What you should do
Print out all of the data below, keeping it identical to the original.

--------------------------------------------------

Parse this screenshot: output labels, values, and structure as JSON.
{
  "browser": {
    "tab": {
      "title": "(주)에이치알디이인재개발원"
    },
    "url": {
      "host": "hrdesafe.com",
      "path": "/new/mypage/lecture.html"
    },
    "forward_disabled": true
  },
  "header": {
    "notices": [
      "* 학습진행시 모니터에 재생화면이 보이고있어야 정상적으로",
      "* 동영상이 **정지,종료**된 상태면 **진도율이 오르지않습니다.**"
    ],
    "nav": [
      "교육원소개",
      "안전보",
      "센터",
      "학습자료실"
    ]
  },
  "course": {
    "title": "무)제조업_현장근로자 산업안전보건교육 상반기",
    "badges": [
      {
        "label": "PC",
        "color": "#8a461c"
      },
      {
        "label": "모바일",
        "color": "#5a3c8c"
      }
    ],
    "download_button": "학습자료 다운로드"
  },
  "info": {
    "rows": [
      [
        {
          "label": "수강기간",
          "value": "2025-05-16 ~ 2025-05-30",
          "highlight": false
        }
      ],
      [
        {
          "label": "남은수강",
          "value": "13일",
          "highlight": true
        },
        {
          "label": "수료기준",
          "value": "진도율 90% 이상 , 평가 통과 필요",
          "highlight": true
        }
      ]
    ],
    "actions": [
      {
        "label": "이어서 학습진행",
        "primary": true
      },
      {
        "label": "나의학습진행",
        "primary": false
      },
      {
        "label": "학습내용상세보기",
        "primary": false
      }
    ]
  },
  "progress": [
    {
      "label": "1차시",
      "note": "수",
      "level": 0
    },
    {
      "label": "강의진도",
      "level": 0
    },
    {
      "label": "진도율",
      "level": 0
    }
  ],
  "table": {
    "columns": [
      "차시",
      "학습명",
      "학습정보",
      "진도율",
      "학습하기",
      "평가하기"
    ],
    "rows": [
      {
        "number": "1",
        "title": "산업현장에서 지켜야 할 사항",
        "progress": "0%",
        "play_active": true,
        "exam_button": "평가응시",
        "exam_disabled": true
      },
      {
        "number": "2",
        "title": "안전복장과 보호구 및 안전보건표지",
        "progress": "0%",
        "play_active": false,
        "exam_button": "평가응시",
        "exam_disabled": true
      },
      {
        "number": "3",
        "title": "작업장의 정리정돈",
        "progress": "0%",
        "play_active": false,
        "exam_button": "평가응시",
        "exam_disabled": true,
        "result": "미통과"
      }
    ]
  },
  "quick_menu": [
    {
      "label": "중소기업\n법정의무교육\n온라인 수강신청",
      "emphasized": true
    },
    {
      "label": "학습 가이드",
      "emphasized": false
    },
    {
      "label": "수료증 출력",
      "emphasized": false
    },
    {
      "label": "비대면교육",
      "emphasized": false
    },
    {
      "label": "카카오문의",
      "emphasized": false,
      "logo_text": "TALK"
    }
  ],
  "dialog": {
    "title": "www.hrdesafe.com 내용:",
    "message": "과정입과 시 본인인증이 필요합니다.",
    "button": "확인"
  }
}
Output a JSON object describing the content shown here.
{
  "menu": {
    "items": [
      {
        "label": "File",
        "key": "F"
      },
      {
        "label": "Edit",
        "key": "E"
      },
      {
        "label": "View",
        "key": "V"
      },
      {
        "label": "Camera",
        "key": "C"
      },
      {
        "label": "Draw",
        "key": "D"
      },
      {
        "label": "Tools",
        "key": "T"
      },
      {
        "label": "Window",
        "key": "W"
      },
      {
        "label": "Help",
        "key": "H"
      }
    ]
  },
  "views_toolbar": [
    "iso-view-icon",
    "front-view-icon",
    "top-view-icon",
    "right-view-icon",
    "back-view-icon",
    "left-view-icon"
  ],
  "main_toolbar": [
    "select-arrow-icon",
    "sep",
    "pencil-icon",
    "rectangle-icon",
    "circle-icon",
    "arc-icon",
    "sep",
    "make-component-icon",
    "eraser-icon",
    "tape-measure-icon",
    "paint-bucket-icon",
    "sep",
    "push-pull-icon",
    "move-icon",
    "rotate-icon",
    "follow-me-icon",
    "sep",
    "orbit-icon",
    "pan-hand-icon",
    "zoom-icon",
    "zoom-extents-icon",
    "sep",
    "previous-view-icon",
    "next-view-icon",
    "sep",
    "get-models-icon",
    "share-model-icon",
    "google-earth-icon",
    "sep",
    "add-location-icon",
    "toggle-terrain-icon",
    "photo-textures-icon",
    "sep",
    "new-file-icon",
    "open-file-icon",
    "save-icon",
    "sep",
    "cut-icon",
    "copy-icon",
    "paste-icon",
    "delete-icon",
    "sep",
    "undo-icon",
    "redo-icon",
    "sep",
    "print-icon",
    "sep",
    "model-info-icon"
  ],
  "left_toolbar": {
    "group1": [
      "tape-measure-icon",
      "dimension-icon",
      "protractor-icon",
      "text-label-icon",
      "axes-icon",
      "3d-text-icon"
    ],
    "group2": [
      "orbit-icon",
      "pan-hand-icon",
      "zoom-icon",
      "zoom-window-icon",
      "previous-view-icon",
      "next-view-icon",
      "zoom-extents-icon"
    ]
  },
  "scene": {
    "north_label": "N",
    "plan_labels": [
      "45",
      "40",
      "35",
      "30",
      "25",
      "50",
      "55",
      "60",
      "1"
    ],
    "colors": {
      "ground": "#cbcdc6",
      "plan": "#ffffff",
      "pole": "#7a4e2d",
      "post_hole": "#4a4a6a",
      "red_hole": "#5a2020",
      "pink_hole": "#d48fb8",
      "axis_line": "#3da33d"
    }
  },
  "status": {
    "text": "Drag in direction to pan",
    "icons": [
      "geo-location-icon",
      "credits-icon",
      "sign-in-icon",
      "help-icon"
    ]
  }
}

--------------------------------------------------

Your response
Parse this screenshot: output labels, values, and structure as JSON.
{
  "browser": {
    "tab": {
      "title": "(주)에이치알디이인재개발원"
    },
    "url": {
      "host": "hrdesafe.com",
      "path": "/new/mypage/lecture.html"
    },
    "forward_disabled": true
  },
  "header": {
    "notices": [
      "* 학습진행시 모니터에 재생화면이 보이고있어야 정상적으로",
      "* 동영상이 **정지,종료**된 상태면 **진도율이 오르지않습니다.**"
    ],
    "nav": [
      "교육원소개",
      "안전보",
      "센터",
      "학습자료실"
    ]
  },
  "course": {
    "title": "무)제조업_현장근로자 산업안전보건교육 상반기",
    "badges": [
      {
        "label": "PC",
        "color": "#8a461c"
      },
      {
        "label": "모바일",
        "color": "#5a3c8c"
      }
    ],
    "download_button": "학습자료 다운로드"
  },
  "info": {
    "rows": [
      [
        {
          "label": "수강기간",
          "value": "2025-05-16 ~ 2025-05-30",
          "highlight": false
        }
      ],
      [
        {
          "label": "남은수강",
          "value": "13일",
          "highlight": true
        },
        {
          "label": "수료기준",
          "value": "진도율 90% 이상 , 평가 통과 필요",
          "highlight": true
        }
      ]
    ],
    "actions": [
      {
        "label": "이어서 학습진행",
        "primary": true
      },
      {
        "label": "나의학습진행",
        "primary": false
      },
      {
        "label": "학습내용상세보기",
        "primary": false
      }
    ]
  },
  "progress": [
    {
      "label": "1차시",
      "note": "수",
      "level": 0
    },
    {
      "label": "강의진도",
      "level": 0
    },
    {
      "label": "진도율",
      "level": 0
    }
  ],
  "table": {
    "columns": [
      "차시",
      "학습명",
      "학습정보",
      "진도율",
      "학습하기",
      "평가하기"
    ],
    "rows": [
      {
        "number": "1",
        "title": "산업현장에서 지켜야 할 사항",
        "progress": "0%",
        "play_active": true,
        "exam_button": "평가응시",
        "exam_disabled": true
      },
      {
        "number": "2",
        "title": "안전복장과 보호구 및 안전보건표지",
        "progress": "0%",
        "play_active": false,
        "exam_button": "평가응시",
        "exam_disabled": true
      },
      {
        "number": "3",
        "title": "작업장의 정리정돈",
        "progress": "0%",
        "play_active": false,
        "exam_button": "평가응시",
        "exam_disabled": true,
        "result": "미통과"
      }
    ]
  },
  "quick_menu": [
    {
      "label": "중소기업\n법정의무교육\n온라인 수강신청",
      "emphasized": true
    },
    {
      "label": "학습 가이드",
      "emphasized": false
    },
    {
      "label": "수료증 출력",
      "emphasized": false
    },
    {
      "label": "비대면교육",
      "emphasized": false
    },
    {
      "label": "카카오문의",
      "emphasized": false,
      "logo_text": "TALK"
    }
  ],
  "dialog": {
    "title": "www.hrdesafe.com 내용:",
    "message": "과정입과 시 본인인증이 필요합니다.",
    "button": "확인"
  }
}
Output a JSON object describing the content shown here.
{
  "menu": {
    "items": [
      {
        "label": "File",
        "key": "F"
      },
      {
        "label": "Edit",
        "key": "E"
      },
      {
        "label": "View",
        "key": "V"
      },
      {
        "label": "Camera",
        "key": "C"
      },
      {
        "label": "Draw",
        "key": "D"
      },
      {
        "label": "Tools",
        "key": "T"
      },
      {
        "label": "Window",
        "key": "W"
      },
      {
        "label": "Help",
        "key": "H"
      }
    ]
  },
  "views_toolbar": [
    "iso-view-icon",
    "front-view-icon",
    "top-view-icon",
    "right-view-icon",
    "back-view-icon",
    "left-view-icon"
  ],
  "main_toolbar": [
    "select-arrow-icon",
    "sep",
    "pencil-icon",
    "rectangle-icon",
    "circle-icon",
    "arc-icon",
    "sep",
    "make-component-icon",
    "eraser-icon",
    "tape-measure-icon",
    "paint-bucket-icon",
    "sep",
    "push-pull-icon",
    "move-icon",
    "rotate-icon",
    "follow-me-icon",
    "sep",
    "orbit-icon",
    "pan-hand-icon",
    "zoom-icon",
    "zoom-extents-icon",
    "sep",
    "previous-view-icon",
    "next-view-icon",
    "sep",
    "get-models-icon",
    "share-model-icon",
    "google-earth-icon",
    "sep",
    "add-location-icon",
    "toggle-terrain-icon",
    "photo-textures-icon",
    "sep",
    "new-file-icon",
    "open-file-icon",
    "save-icon",
    "sep",
    "cut-icon",
    "copy-icon",
    "paste-icon",
    "delete-icon",
    "sep",
    "undo-icon",
    "redo-icon",
    "sep",
    "print-icon",
    "sep",
    "model-info-icon"
  ],
  "left_toolbar": {
    "group1": [
      "tape-measure-icon",
      "dimension-icon",
      "protractor-icon",
      "text-label-icon",
      "axes-icon",
      "3d-text-icon"
    ],
    "group2": [
      "orbit-icon",
      "pan-hand-icon",
      "zoom-icon",
      "zoom-window-icon",
      "previous-view-icon",
      "next-view-icon",
      "zoom-extents-icon"
    ]
  },
  "scene": {
    "north_label": "N",
    "plan_labels": [
      "45",
      "40",
      "35",
      "30",
      "25",
      "50",
      "55",
      "60",
      "1"
    ],
    "colors": {
      "ground": "#cbcdc6",
      "plan": "#ffffff",
      "pole": "#7a4e2d",
      "post_hole": "#4a4a6a",
      "red_hole": "#5a2020",
      "pink_hole": "#d48fb8",
      "axis_line": "#3da33d"
    }
  },
  "status": {
    "text": "Drag in direction to pan",
    "icons": [
      "geo-location-icon",
      "credits-icon",
      "sign-in-icon",
      "help-icon"
    ]
  }
}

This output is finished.